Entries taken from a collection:
-- Opening Marker --
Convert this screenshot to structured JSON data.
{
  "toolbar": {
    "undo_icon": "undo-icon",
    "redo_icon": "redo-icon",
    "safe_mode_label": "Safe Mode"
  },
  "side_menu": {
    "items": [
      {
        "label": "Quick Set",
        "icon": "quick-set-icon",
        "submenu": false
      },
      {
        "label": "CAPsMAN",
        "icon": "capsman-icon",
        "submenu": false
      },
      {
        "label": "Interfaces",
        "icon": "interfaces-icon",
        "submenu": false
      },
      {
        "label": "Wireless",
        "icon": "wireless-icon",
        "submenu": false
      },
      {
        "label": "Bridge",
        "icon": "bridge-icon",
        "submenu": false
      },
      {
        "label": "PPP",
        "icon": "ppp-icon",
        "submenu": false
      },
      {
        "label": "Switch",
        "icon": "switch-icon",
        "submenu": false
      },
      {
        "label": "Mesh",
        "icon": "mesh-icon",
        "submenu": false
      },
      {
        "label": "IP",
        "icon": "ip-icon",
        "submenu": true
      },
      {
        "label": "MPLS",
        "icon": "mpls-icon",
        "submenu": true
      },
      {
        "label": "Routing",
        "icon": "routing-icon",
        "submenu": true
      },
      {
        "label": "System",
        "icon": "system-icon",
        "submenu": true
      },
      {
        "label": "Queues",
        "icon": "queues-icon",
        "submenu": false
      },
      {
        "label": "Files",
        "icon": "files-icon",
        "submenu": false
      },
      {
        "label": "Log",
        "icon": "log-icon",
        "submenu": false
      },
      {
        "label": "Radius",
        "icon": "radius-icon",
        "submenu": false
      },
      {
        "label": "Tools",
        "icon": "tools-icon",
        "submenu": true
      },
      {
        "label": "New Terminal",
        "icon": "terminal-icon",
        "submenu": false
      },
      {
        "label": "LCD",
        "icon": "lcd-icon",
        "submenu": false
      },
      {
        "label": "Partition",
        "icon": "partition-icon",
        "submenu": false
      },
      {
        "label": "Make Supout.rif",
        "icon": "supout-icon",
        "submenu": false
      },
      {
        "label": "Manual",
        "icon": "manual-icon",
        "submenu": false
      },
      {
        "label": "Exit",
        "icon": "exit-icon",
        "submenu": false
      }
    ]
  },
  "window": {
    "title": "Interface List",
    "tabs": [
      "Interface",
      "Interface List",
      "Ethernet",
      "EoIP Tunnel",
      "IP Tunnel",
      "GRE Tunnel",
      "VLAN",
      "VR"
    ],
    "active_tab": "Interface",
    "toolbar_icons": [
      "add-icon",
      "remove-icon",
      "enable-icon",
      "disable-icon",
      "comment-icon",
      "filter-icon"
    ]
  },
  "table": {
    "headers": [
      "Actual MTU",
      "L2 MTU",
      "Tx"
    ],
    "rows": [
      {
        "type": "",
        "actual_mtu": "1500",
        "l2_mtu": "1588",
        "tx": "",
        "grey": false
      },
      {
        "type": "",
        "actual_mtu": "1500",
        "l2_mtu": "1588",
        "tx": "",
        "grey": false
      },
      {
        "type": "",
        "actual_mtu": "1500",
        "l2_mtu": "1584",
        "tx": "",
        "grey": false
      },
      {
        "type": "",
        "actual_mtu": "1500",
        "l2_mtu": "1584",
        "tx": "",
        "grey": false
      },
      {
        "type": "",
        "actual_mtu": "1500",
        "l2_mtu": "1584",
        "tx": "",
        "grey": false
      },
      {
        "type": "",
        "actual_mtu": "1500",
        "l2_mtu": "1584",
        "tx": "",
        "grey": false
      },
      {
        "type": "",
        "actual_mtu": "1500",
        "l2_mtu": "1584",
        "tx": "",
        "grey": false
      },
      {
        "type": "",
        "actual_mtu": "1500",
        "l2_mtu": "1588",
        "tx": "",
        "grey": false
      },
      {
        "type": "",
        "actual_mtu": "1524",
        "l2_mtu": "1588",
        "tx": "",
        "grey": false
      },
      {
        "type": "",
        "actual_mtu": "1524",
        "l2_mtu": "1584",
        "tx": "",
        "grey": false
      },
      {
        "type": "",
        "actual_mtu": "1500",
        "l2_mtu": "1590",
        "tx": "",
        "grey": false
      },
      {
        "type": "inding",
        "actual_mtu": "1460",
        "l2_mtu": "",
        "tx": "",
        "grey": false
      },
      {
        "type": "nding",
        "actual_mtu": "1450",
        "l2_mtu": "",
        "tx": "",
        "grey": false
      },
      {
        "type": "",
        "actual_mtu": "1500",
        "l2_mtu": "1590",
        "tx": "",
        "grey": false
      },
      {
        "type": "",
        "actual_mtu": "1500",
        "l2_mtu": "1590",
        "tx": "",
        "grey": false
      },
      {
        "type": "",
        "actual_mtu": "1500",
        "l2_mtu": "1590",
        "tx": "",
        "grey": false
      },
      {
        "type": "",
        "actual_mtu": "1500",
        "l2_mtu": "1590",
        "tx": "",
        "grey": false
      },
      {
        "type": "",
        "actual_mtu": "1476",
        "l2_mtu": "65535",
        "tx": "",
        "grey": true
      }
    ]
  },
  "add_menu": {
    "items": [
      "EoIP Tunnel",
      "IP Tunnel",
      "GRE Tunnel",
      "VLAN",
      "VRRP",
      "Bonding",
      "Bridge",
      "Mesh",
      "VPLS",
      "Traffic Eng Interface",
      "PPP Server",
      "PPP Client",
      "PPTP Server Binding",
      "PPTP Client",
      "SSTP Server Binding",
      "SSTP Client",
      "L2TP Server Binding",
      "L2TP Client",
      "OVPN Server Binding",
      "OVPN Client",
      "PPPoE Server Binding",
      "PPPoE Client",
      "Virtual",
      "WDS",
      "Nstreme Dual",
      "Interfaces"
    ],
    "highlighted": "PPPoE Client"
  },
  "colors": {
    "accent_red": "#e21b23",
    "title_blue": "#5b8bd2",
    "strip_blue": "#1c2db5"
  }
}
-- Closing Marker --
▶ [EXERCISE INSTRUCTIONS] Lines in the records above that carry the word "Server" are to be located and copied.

▶ [YOUR SOLUTION]
      "PPP Server",
      "PPTP Server Binding",
      "SSTP Server Binding",
      "L2TP Server Binding",
      "OVPN Server Binding",
      "PPPoE Server Binding",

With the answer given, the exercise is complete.